Before Kevin Garnett grew into the league's reigning most valuable player, Anthony Peeler often bailed him out with big shots in the playoffs while with Minnesota. Peeler came off the bench for Sacramento last season. Grunfeld acquired Peeler and Michael Ruffin, who played on Jerry Sloan's overachieving Jazz last season, to shore up a missing ingredient: competitive aggression. Some of the Wizards players have indeed known winning at different points in their careers.

But traversing through the locker rooms of losing organizations over the past decade is to learn why some teams never evolve. That Clipper-Warrior-Wizard mentality sets in about the same time a handful of close games are lost in the final minutes in January and February. Someone sounds off about a teammate not doing his job, reporters run to the dissed player to hear his take, and the team begins to fray.

The self-doubt creeps in individually at first, each player secretly harboring a fantasy about playing for the Lakers or the Kings or the big-market Knicks, where their self-interested "friends" remind them daily, "You would blow up in that city. Tell your agent you want out."

Eventually, they all feel like they're in a bad marriage and no one wants to compromise on the court. They keep losing. Agents begin waging their campaign against the coach for not playing their free-agent-to-be 40-plus minutes and -- just like that -- it's back to the lottery.

Hughes was prescient enough to acknowledge where it starts. "The number one thing is, learning how to win at the end of games," he said. "We could play with anybody last season, but those last five- to eight-minute stretches we didn't make plays. We make those plays now, it's a different season."

Since they were last all together three years ago at Golden State, Hughes now can call Michael Jordan a former teammate, Arenas is just beginning to harness his immeasurable talent and Jamison has sniffed the playoffs in Dallas, where he sacrificed minutes and parts of his game to come off the bench for the Mavericks.

Former Warriors, all trying to change the same-ol', same-ol' Wizards.

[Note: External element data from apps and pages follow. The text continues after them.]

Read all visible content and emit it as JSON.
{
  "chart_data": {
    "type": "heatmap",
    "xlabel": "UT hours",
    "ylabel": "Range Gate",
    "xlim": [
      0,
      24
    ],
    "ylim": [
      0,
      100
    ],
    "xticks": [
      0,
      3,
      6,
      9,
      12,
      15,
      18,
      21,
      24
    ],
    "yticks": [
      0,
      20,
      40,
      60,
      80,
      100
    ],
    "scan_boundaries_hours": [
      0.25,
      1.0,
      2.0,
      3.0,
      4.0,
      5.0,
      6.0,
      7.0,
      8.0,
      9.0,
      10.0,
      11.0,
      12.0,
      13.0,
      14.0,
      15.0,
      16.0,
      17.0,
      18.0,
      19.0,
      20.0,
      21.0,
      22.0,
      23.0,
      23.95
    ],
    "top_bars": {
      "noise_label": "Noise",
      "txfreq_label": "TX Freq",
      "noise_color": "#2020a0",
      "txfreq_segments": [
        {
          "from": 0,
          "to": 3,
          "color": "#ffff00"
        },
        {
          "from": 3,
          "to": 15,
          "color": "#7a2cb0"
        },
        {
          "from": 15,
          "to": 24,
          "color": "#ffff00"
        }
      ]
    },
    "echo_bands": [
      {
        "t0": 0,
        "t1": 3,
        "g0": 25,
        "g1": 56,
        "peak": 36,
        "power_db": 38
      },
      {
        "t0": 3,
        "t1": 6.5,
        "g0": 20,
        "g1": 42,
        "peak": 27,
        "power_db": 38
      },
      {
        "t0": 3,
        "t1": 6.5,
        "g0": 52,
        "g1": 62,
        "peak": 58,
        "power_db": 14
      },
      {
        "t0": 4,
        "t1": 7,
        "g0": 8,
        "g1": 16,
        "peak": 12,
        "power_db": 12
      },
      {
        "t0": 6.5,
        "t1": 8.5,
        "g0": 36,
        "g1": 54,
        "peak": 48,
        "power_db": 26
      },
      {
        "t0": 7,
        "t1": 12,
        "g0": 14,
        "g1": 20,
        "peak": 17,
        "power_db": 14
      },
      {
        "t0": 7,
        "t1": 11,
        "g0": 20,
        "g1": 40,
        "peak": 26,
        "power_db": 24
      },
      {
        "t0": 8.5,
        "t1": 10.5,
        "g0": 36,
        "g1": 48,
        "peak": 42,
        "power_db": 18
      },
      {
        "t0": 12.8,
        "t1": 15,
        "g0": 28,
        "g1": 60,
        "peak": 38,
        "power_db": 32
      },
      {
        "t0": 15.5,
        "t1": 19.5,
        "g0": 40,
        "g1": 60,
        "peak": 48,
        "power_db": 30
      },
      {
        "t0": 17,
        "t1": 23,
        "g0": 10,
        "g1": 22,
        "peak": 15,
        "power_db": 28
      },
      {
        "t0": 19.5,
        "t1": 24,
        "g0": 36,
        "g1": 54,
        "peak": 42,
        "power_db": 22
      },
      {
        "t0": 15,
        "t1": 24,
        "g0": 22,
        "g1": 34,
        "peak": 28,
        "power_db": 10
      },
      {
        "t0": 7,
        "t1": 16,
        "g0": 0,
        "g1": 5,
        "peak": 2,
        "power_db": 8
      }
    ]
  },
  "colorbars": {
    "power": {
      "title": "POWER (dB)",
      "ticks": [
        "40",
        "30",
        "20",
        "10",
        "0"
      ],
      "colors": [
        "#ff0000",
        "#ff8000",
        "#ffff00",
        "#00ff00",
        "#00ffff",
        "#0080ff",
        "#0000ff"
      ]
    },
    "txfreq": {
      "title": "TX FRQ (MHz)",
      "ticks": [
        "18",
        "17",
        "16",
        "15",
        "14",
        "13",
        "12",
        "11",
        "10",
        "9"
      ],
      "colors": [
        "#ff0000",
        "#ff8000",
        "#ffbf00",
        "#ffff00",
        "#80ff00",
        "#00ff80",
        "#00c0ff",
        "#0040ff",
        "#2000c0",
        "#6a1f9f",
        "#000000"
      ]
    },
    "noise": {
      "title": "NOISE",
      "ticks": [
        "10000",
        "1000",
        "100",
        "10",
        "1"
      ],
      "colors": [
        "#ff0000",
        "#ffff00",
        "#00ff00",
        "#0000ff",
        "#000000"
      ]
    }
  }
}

"I talked to Larry and Gil when I got traded," Jamison began, "and Gil was just like, 'Man, I'm tired. I haven't been on a winning team since I've been here. I'm just ready to do whatever it takes to get it done.' Larry was pretty much in the same situation. 'Other than those first couple years in Philly, I haven't won.' I just finally experienced winning last year and I'm not ready to get back on the losing track."

Larry Hughes is one of three Wizards who once played with Golden State, which has a playoff drought longer than Washington's.